“The mainshock was caused by the Australian tectonic plate pushing under the Pacific tectonic plate beneath Fiordland, in a process known as subduction,” explains Dr John Beavan of GNS Science. “This is the largest ‘subduction thrust’ earthquake that has occurred in the written history of New Zealand.
“LINZ’s PositioNZ data, along with other measurements of the earthquake, will enable us to construct a ‘dislocation model’ that describes the size and shape of the fault that broke during the earthquake, and how much motion occurred between the two sides of the fault. Having an accurate dislocation model will allow us to assess the true extent of the quake’s impact, and will help us understand the impact a quake like this might have if it struck a more developed and populated area.”
The dislocation model is expected to be ready near the end of September.
Reshaping New Zealand
The significant impact of the earthquake means adjustments need to be made to the datum that mathematically describes New Zealand’s shape and allows for coordinates to be created. One of the principal objectives of the PositioNZ network is to monitor this datum—the New Zealand Geodetic Datum 2000 (NZGD2000).
NZGD2000 incorporates a National Deformation Model (NDM), which takes into account the normal changes in New Zealand’s geography caused by tectonic movement. The Fiordland quake is the first earthquake to require the NDM to be updated since its creation in 1998.
LINZ geodetic surveyors have teamed up with scientists from GNS Science to resurvey Fiordland and Western Southland during a one-week field expedition.

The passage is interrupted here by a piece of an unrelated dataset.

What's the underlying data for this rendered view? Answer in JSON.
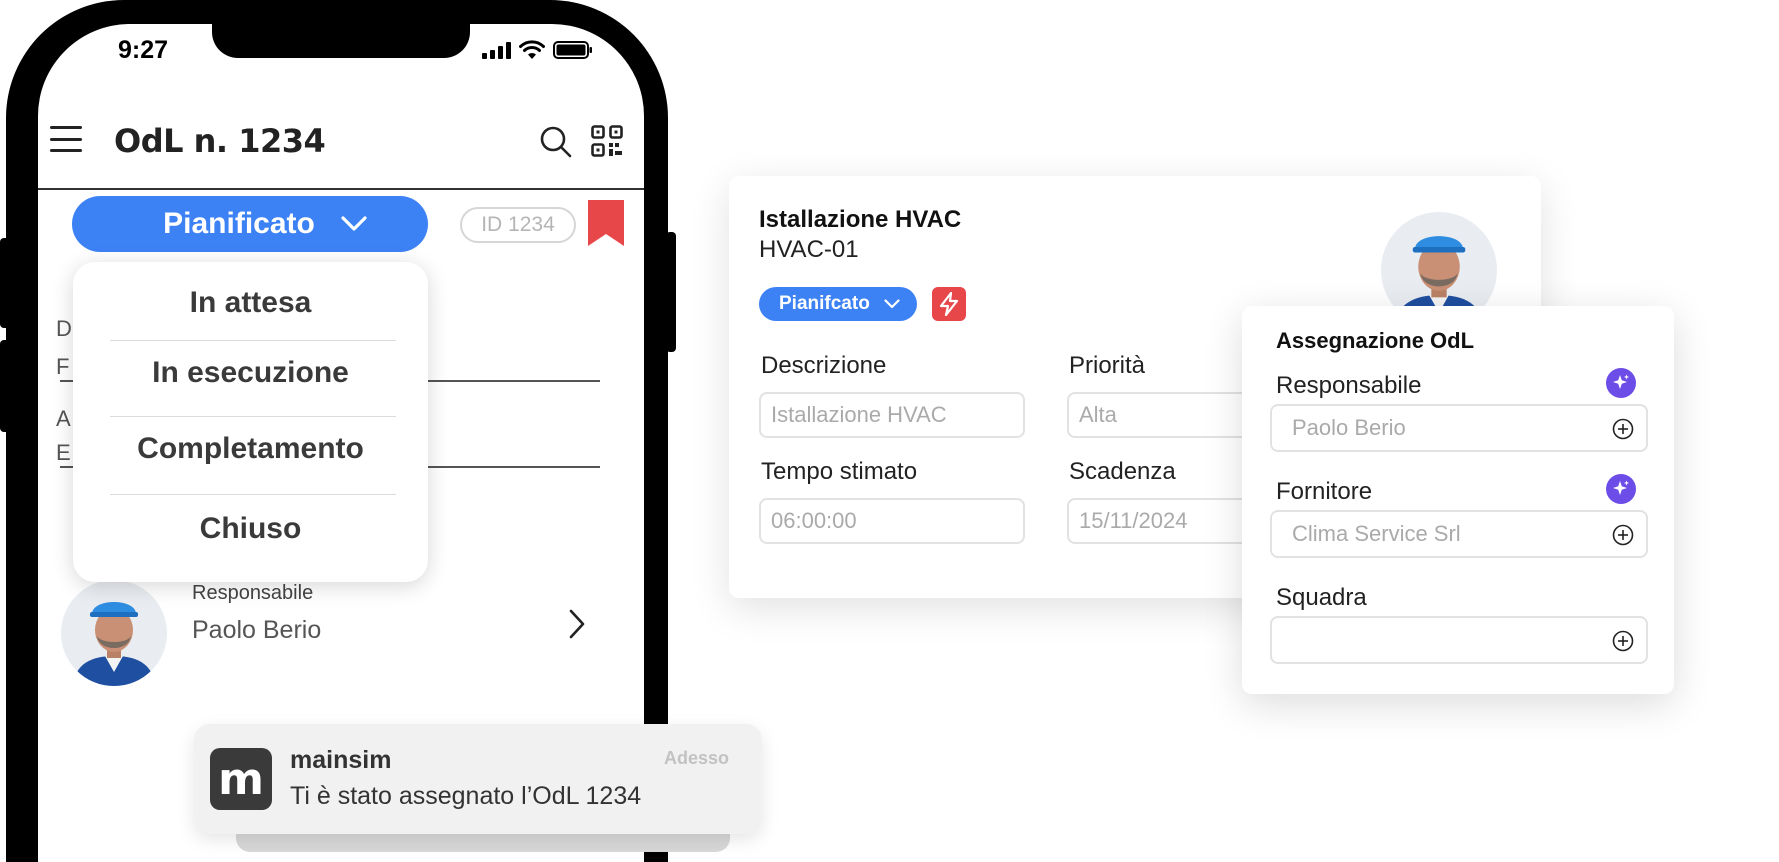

They used GPS to collect deformation survey data, which will be incorporated into the NDM.
What impact do these shifts have on surveying?
For the most part, survey marks in a very local area affected by the quake will have moved about the same distance relative to each other.
“Because of this, and with much of the area being reasonably undeveloped, the impact on surveying is negligible in most cases,” says Graeme.
“For surveys carried out over large distances, however, there are likely to be inconsistencies between the surveys' coordinates and those contained within Landonline and the geodetic marks database.”
With the ongoing movements, coordinates could eventually be out by up to half a metre in western Fiordland and as much as 20 cm in Western Southland. Until the NZGD2000 is updated to account for the quake’s effects, surveyors will need to tie surveys into local control points to ensure discrepancies can be reliably identified and accounted for.